“Envy creates silent enemies,” Robert Greene wrote in The 48 Laws of Power.
After losing her two sons to high fever, Mary Shelley, the author of the Novel Frankenstein, decided to move to Pisa, Italy with her husband, Percy Bysshe Shelley, to get away for a while.
Just a few months after being in Italy, another couple joined them.
At first, the new couple, Jane and Edward Williams were warm, accommodating, and harmless.
But as time went on, the difference between Mary Shelley — a celebrated writer who had a loving husband — and Jane became apparent. This led to a toxic friendship that will make Mary’s life a living hell.
When with Mary, Jane was friendly, but with Mary’s husband, she would deliberately give off comments about his wife, presenting it as her sincere opinion. She became everything Mary wasn’t: Simple and never asking questions.
Slowly but steadily, Mary and her husband grew apart leading to events that would cause Mary more turmoil. As Mary would later regretfully write in her diary,
“Life is not ill till we wish to forget. Jane first inspired me with that miserable feeling, staining past years as she did—taking sweetness from memory and giving it instead a serpent’s tooth.”
But a wrong relationship takes back tenfold the blessings that a good one brings. So how can we spot the bad ones? Here are six things to look out for.
1. Pleasure In Your Misfortune
A toxic friend will not tell you how they really feel about you.
Often, the only way you can tell is how they react to certain things that concern you, especially in moments of great success or extreme misfortune.
These moments lead to leaks. It’s when they let their guard down, and if you pay attention, the signs cannot be mistaken.
In his book, The Laws of Human Nature, Robert Greene recommended an exercise to tell a toxic friend from a genuine one. Since a toxic friend uncontrollably finds pleasure in your pains, he said,
“…tell them some misfortune of yours and notice the uncontrollable microexpression of joy in your pain, what is commonly known as schadenfreude. Their eyes light up for a fleeting second. People who are envious cannot help feeling some glee when they hear of the bad luck of those they envy.”
Often, a bad friendship usually emanates from those who are self-centered.
Toxic friends assume that people don’t deserve the good that they get. When you hit great fortune, they are more likely to write it off as luck. When things go wrong on the other hand, “It’s well deserved,” they think.
The necessity of circumstances,” Epictetus said, “proves friends and detects enemies.”
A friend who truly cares will naturally derive great pleasure in giving to the relationship. When we love something, we want to make it better.

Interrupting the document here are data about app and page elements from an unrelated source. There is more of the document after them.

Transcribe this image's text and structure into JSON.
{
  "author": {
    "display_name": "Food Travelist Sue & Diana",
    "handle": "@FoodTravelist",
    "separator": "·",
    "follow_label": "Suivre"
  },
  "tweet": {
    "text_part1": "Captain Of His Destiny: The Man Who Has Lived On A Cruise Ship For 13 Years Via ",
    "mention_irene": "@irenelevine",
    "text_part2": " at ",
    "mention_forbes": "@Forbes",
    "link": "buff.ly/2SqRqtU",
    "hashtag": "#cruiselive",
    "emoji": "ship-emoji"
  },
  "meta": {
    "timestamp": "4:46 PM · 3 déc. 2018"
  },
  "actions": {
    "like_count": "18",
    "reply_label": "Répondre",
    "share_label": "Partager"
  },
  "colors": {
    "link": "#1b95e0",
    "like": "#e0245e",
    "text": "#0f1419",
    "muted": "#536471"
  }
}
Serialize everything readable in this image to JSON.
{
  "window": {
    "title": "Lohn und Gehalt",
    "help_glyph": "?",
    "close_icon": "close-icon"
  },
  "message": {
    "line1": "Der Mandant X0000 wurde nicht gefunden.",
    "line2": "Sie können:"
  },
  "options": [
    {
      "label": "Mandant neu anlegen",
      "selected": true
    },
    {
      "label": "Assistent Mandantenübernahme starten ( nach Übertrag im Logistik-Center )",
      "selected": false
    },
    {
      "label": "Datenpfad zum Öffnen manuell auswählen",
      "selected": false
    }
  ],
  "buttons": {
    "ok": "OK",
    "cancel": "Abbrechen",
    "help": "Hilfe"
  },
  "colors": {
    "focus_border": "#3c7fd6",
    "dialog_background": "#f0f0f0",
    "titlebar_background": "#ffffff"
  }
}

This is partly why people give to charity or build their parents a large house after they’ve made it. It is the giving that satisfies them. Why? Because when you truly care, giving satisfies you more than taking.
This was why after observing how people attached themselves to successful people in politics, Seneca said,
“One who seeks friendship for favorable occasions strips it of all its nobility.”
A harmful friendship thrives because of the benefits one party is getting. And often, if for any reason, these benefits stop coming, the relationship might just go downhill.